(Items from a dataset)
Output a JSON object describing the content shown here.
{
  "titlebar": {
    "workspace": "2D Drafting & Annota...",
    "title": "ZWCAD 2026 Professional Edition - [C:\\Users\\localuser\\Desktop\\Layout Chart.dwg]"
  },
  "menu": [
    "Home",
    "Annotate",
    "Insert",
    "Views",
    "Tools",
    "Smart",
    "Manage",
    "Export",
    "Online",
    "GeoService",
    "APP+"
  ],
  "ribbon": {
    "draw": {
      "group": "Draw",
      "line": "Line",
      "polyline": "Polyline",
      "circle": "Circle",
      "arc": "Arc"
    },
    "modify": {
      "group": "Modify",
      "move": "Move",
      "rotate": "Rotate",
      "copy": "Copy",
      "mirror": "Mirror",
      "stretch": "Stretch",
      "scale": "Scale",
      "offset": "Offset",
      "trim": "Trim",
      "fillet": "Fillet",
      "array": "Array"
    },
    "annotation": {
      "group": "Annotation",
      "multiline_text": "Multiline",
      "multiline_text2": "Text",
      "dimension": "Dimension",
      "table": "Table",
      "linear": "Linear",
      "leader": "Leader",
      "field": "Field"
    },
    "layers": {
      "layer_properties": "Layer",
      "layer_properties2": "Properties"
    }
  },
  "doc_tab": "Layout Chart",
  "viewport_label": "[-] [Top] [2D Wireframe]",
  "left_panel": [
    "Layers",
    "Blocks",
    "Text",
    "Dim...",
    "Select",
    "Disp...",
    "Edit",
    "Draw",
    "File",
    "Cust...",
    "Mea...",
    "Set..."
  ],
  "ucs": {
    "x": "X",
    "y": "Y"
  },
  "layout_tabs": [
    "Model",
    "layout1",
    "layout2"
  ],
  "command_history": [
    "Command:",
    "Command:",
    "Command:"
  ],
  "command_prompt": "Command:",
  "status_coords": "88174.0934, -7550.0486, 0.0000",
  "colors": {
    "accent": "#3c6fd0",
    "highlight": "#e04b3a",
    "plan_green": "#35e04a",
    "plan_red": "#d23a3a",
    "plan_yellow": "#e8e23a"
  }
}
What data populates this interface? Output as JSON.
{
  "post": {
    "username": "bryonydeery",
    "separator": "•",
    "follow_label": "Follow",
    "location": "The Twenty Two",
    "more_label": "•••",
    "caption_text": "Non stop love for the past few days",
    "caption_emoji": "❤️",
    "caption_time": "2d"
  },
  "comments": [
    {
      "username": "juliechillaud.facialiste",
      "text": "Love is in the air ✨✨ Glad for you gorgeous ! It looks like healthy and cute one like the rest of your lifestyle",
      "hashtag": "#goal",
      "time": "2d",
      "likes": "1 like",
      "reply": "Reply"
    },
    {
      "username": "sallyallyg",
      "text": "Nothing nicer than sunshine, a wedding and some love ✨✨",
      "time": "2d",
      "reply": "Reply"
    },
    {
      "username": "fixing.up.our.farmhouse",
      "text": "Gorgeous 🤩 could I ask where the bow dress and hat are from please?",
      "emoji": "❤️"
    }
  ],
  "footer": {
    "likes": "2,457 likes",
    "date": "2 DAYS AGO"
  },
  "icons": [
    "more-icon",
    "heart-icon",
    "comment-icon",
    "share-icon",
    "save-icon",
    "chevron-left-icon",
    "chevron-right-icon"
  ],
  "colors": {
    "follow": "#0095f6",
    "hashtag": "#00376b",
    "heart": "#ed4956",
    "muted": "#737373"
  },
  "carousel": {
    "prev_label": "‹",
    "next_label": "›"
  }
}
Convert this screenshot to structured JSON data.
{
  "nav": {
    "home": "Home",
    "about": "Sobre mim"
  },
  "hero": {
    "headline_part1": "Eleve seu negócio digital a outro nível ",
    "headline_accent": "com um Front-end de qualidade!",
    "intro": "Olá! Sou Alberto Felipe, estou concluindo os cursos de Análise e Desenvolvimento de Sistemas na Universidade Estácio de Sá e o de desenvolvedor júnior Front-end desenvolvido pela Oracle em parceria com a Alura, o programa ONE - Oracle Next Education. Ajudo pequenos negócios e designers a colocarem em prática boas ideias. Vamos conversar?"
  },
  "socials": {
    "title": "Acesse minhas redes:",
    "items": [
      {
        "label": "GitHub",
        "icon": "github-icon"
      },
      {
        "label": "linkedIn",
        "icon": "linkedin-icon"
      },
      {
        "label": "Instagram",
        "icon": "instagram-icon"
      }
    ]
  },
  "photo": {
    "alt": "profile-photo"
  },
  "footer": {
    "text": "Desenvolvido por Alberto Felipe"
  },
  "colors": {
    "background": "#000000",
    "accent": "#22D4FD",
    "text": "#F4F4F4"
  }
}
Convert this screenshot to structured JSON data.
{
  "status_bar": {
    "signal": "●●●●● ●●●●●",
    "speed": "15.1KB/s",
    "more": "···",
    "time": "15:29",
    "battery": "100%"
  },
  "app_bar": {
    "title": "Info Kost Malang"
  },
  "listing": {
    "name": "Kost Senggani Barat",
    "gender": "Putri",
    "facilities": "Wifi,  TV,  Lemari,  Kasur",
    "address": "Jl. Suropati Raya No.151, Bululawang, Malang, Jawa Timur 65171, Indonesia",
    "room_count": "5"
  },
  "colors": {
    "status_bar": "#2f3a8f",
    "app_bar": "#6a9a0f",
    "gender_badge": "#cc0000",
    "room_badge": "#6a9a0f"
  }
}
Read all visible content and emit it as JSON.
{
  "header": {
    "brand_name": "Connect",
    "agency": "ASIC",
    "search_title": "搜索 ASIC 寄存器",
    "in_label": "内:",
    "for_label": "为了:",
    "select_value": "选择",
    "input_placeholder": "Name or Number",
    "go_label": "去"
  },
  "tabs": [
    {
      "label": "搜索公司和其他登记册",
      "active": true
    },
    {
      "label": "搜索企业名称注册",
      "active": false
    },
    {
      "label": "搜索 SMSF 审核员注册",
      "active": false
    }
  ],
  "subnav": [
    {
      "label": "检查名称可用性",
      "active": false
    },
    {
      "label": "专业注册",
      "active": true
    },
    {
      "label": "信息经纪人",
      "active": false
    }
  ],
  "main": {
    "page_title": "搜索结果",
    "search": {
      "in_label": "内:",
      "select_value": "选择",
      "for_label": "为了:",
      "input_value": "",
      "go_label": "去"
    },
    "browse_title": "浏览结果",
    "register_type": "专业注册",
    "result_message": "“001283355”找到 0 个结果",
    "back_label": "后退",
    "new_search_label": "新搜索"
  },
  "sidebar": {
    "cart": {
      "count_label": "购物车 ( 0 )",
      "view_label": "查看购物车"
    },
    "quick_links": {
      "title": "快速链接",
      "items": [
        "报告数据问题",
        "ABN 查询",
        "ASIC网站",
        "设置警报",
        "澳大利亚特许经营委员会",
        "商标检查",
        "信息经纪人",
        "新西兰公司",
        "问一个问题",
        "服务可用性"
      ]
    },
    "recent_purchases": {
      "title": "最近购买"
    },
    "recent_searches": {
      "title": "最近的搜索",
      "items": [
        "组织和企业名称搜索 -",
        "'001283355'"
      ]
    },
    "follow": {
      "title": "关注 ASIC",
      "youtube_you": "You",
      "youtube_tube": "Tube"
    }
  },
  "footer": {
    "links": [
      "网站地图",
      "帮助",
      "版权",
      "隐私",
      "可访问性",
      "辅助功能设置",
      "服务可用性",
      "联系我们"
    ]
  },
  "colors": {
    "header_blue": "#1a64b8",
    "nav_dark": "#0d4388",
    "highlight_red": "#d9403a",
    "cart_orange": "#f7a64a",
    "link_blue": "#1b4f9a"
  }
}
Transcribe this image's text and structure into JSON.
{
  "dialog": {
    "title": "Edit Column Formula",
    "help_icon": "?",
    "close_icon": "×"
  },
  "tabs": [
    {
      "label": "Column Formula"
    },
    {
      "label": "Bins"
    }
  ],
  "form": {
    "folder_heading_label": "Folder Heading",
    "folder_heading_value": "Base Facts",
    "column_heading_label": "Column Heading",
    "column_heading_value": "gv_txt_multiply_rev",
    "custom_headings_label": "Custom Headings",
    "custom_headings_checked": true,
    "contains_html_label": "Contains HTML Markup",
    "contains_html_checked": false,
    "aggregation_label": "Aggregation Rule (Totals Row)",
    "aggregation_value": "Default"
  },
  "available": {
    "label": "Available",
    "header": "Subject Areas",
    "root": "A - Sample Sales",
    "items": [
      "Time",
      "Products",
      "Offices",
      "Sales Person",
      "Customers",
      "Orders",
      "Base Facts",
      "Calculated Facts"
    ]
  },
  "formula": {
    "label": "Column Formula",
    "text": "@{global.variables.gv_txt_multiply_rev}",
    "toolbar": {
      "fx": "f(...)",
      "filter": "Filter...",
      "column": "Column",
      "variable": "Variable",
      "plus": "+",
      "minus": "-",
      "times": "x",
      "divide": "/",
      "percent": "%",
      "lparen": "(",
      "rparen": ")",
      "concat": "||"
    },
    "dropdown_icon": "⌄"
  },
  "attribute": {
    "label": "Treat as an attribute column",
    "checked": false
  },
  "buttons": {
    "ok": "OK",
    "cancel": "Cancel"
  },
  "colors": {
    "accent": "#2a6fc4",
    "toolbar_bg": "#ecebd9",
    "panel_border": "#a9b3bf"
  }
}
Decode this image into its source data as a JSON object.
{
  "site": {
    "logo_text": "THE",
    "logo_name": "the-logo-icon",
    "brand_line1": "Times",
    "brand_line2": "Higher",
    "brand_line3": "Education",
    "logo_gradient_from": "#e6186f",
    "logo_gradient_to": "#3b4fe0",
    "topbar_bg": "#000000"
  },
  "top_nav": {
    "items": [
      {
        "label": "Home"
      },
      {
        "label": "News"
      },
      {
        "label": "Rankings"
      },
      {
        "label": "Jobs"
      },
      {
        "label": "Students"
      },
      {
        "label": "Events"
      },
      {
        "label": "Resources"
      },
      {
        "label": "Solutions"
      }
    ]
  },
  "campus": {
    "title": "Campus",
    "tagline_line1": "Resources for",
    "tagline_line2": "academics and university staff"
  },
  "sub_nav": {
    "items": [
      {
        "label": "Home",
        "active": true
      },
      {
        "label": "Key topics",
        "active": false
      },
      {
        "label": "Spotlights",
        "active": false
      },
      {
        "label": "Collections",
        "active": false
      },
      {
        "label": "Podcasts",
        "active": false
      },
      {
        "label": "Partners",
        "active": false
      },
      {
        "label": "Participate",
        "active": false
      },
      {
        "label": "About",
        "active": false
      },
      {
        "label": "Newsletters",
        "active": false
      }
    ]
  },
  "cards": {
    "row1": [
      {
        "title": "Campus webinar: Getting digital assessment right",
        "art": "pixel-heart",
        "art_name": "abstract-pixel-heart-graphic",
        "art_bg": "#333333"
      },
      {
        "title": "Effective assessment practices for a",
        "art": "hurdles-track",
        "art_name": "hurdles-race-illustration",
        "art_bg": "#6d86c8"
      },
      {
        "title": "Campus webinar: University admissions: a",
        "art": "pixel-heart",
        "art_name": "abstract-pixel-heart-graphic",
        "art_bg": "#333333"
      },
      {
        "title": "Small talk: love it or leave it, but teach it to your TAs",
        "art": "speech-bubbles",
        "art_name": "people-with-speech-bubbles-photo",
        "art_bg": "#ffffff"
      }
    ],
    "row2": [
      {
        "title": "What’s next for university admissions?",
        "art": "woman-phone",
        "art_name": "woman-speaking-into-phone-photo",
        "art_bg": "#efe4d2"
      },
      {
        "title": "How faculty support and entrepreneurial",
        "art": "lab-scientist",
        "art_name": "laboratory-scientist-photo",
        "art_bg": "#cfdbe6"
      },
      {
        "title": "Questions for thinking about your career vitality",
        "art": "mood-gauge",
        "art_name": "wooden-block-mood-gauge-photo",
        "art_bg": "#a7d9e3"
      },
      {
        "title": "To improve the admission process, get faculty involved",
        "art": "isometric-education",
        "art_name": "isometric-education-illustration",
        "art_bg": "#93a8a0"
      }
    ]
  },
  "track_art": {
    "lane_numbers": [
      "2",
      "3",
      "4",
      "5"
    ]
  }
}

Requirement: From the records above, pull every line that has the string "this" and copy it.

Answer to the exercise:
What data populates this interface? Output as JSON.
Convert this screenshot to structured JSON data.
Convert this screenshot to structured JSON data.
Transcribe this image's text and structure into JSON.
Decode this image into its source data as a JSON object.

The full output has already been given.